PROBLEM TO WORK ON:
Each line in the entries below that holds the string "title" is to be listed.
(INPUT)
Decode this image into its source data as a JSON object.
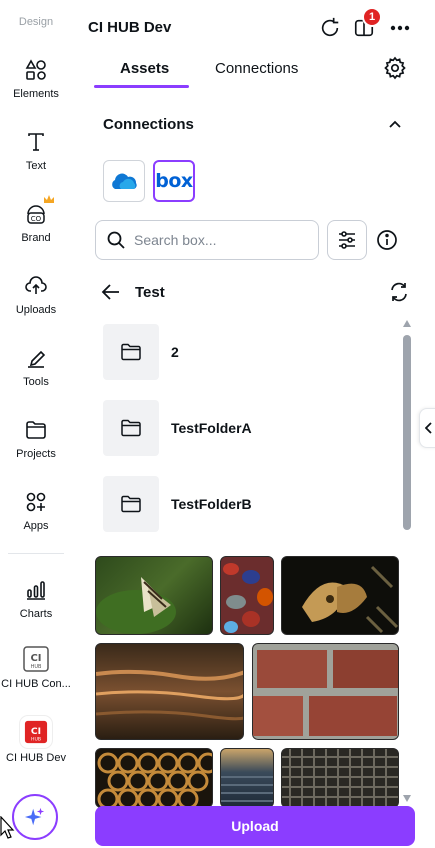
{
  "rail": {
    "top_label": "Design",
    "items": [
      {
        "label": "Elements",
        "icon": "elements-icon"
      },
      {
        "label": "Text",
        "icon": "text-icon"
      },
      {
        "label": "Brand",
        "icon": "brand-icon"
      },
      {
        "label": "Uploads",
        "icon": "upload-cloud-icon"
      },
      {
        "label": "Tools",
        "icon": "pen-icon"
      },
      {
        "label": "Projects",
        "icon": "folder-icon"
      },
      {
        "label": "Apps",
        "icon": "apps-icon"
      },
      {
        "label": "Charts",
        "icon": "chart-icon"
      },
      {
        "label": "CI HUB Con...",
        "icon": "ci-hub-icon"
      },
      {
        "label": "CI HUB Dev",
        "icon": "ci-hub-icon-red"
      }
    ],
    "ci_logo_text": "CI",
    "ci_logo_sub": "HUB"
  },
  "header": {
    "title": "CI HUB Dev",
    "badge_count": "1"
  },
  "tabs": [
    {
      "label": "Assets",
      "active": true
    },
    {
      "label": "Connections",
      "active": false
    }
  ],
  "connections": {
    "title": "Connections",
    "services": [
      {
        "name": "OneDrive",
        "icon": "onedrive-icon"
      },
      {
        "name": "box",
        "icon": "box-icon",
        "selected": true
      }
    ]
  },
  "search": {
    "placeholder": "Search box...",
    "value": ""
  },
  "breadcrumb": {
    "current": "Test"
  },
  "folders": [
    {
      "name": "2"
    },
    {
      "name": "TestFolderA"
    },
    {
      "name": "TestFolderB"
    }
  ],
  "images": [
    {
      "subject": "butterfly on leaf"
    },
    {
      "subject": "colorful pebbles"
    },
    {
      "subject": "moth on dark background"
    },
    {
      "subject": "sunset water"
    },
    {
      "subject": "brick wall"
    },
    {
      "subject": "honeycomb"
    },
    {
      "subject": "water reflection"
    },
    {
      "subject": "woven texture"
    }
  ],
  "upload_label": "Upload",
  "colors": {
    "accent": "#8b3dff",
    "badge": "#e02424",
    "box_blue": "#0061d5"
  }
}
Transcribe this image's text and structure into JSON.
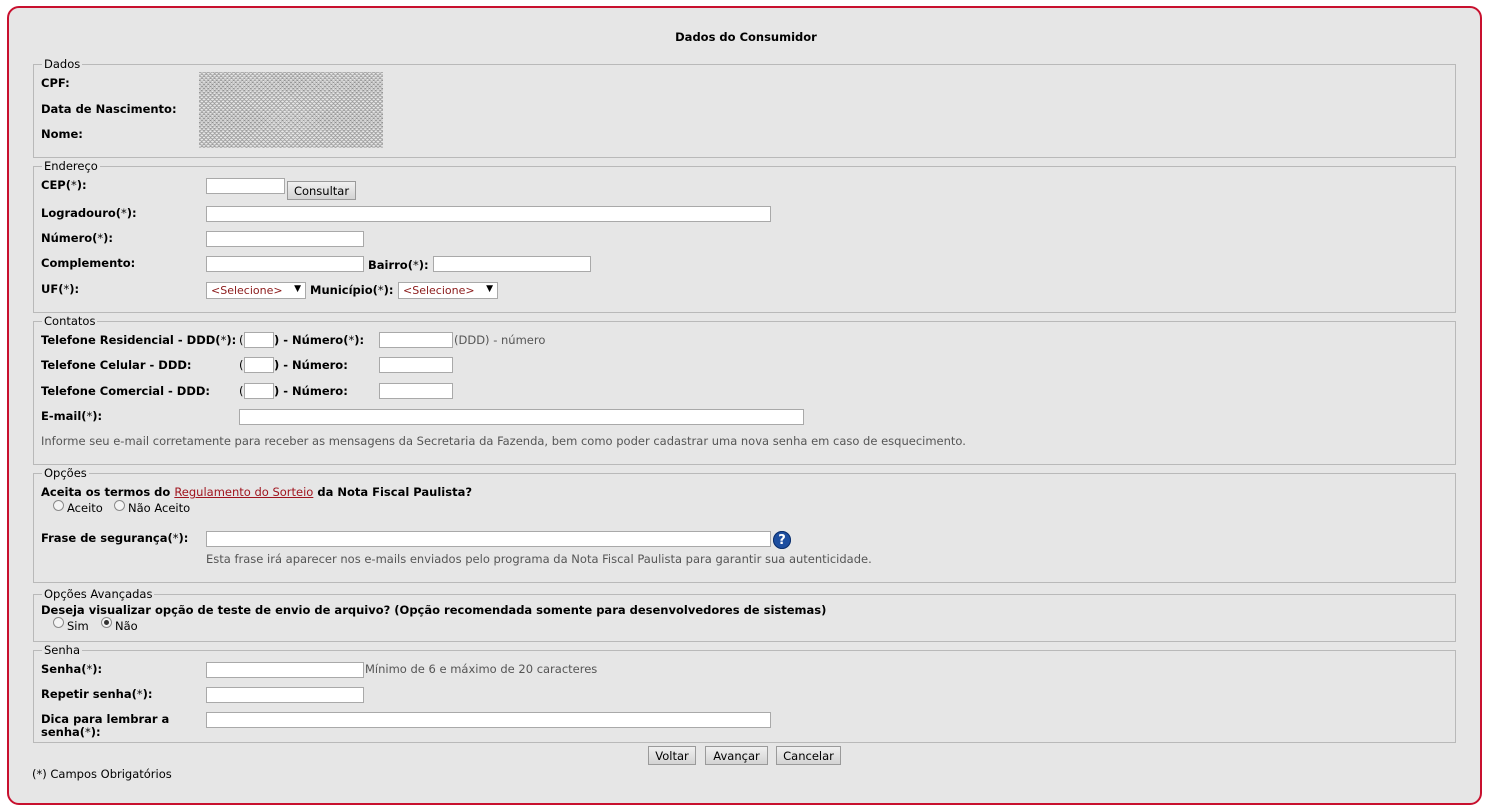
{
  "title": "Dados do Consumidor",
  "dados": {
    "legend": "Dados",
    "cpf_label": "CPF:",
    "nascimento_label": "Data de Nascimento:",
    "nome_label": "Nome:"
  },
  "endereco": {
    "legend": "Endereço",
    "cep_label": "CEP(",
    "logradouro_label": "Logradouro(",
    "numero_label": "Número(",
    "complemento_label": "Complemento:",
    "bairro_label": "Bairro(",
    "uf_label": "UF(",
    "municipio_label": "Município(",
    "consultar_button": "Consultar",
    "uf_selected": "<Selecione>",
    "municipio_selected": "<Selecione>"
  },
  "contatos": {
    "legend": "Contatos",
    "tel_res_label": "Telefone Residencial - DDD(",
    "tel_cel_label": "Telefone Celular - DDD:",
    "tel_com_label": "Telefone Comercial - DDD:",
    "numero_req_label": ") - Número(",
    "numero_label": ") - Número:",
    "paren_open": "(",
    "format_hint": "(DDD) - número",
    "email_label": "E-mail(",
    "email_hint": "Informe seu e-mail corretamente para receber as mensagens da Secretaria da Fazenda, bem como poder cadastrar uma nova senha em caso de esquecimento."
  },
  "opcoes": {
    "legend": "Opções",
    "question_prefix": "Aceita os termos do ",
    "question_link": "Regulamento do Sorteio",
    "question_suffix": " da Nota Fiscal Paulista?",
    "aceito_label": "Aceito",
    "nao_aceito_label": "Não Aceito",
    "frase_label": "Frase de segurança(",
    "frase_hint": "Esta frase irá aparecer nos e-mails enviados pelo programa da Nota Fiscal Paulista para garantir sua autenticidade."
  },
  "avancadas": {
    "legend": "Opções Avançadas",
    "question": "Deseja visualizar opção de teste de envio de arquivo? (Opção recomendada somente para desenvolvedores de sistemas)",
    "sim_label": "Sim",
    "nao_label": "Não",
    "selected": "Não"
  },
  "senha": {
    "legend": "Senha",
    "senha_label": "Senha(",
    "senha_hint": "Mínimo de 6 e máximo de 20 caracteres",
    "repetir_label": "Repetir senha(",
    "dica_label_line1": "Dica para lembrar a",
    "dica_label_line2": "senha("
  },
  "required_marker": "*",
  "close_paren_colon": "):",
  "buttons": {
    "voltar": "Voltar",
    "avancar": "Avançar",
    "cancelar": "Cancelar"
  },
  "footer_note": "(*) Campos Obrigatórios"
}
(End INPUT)
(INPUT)
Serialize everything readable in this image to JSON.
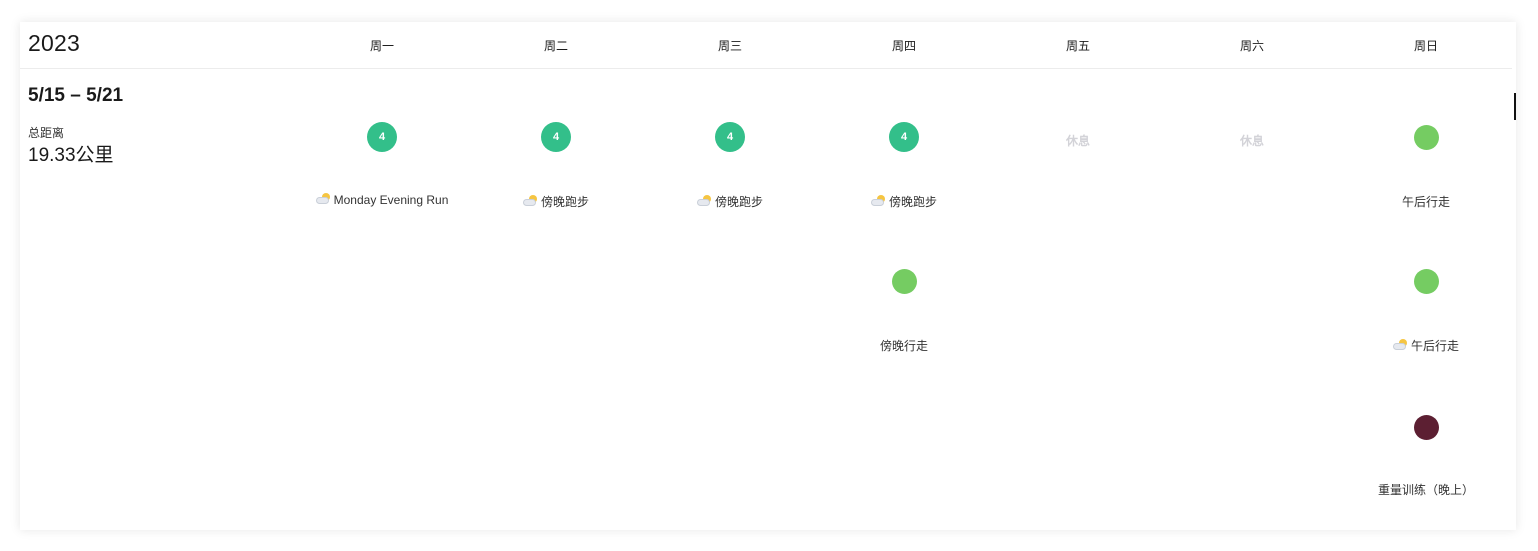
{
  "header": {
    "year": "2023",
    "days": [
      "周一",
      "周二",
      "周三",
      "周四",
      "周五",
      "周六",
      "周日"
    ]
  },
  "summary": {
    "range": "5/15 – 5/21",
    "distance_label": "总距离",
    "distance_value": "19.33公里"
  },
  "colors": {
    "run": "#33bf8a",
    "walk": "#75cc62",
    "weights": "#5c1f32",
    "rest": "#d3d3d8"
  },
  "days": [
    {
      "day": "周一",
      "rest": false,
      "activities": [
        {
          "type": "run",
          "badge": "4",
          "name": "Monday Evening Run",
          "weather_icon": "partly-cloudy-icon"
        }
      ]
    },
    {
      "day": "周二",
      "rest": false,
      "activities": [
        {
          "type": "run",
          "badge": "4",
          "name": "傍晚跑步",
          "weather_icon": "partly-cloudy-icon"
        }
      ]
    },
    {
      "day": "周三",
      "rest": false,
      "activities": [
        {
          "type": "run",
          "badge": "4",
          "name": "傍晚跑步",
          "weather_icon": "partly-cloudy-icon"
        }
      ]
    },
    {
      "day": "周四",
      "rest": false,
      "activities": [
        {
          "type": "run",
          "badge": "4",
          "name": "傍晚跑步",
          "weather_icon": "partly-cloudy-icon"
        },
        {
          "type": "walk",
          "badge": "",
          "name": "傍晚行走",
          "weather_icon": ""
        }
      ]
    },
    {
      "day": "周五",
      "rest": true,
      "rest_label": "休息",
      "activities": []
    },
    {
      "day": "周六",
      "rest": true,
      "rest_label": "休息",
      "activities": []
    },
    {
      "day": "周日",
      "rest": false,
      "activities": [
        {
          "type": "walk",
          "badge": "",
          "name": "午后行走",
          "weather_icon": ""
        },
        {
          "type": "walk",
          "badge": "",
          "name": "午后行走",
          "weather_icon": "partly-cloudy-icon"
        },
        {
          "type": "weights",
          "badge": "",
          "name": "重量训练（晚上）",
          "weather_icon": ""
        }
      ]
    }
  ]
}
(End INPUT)
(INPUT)
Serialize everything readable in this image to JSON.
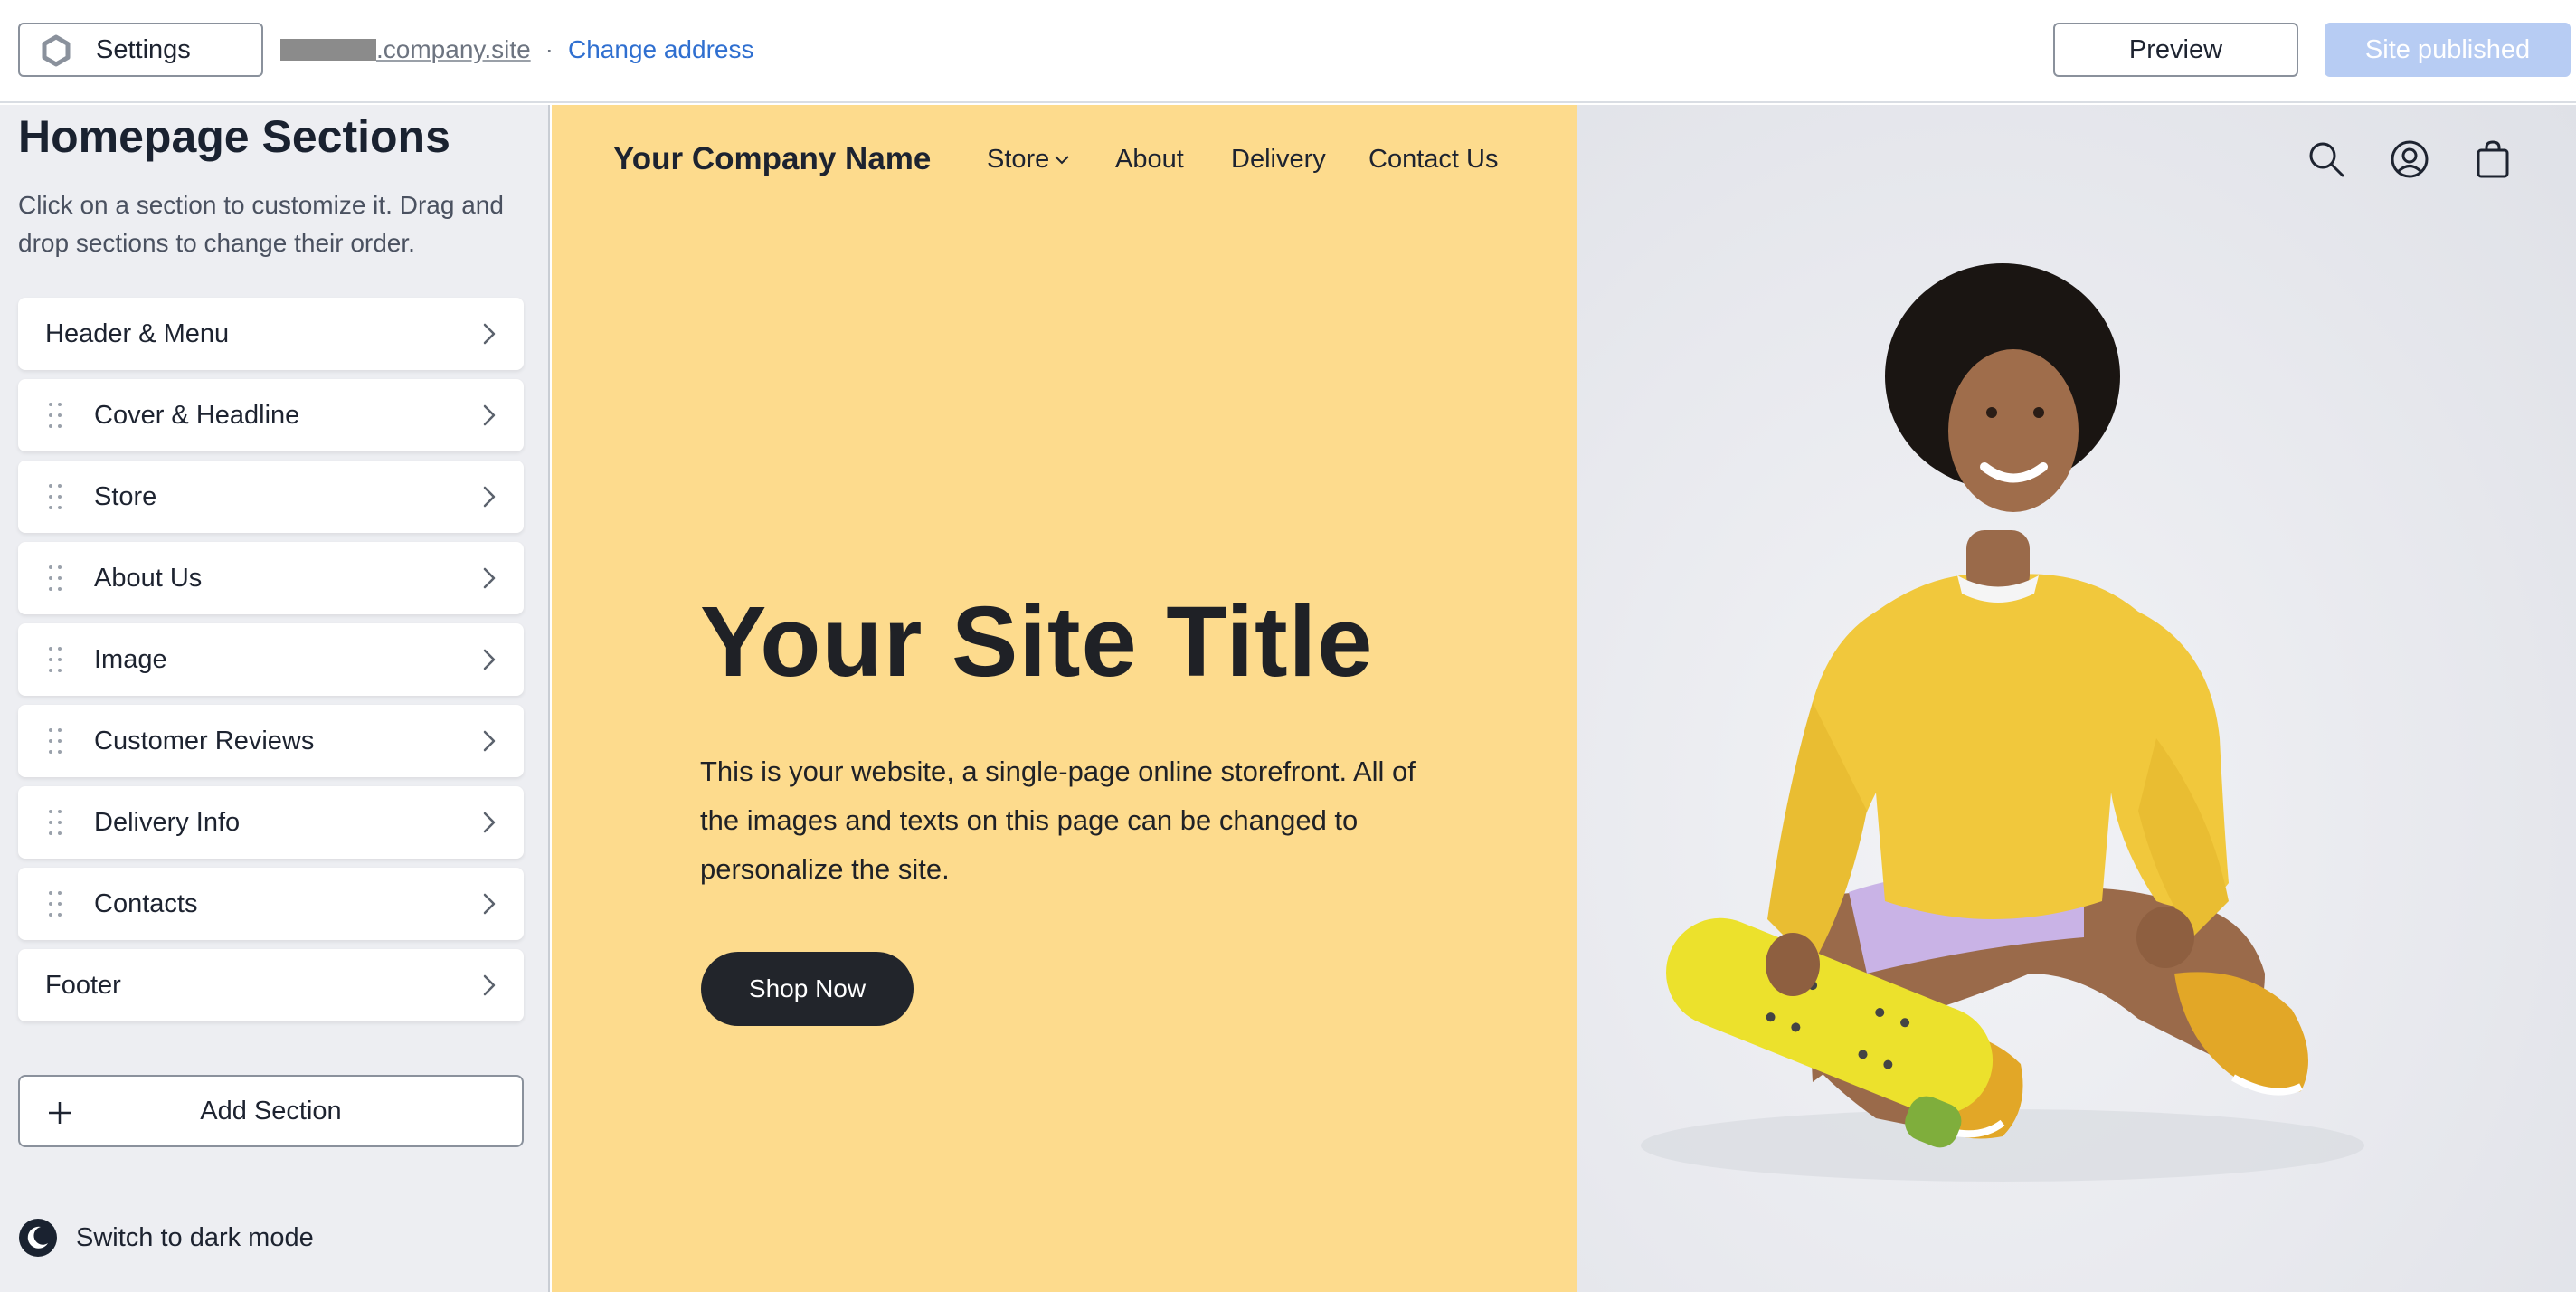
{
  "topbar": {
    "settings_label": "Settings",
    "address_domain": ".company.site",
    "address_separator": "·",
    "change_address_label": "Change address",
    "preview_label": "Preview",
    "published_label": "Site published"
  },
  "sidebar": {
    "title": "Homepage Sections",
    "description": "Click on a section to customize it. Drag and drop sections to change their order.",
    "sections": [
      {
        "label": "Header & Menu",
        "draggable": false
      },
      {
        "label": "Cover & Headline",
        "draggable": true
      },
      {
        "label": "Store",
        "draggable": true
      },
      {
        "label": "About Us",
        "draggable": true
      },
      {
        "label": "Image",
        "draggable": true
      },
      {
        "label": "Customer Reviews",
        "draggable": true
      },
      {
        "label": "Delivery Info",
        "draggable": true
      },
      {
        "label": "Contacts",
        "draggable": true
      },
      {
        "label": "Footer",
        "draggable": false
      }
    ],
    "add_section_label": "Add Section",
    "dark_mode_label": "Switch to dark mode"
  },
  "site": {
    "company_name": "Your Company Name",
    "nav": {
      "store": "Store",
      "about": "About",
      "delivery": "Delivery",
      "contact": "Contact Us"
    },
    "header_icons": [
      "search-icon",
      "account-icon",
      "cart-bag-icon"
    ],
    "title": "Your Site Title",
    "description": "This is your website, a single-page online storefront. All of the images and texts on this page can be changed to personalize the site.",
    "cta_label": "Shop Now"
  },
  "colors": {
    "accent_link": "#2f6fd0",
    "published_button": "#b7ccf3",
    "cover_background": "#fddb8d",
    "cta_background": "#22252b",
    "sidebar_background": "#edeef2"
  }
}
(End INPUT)
TASK ANSWER:
    "title": "CI HUB Dev",
    "title": "Connections",
  "title": "Dados do Consumidor",
    "title": "Homepage Sections",
    "title": "Your Site Title",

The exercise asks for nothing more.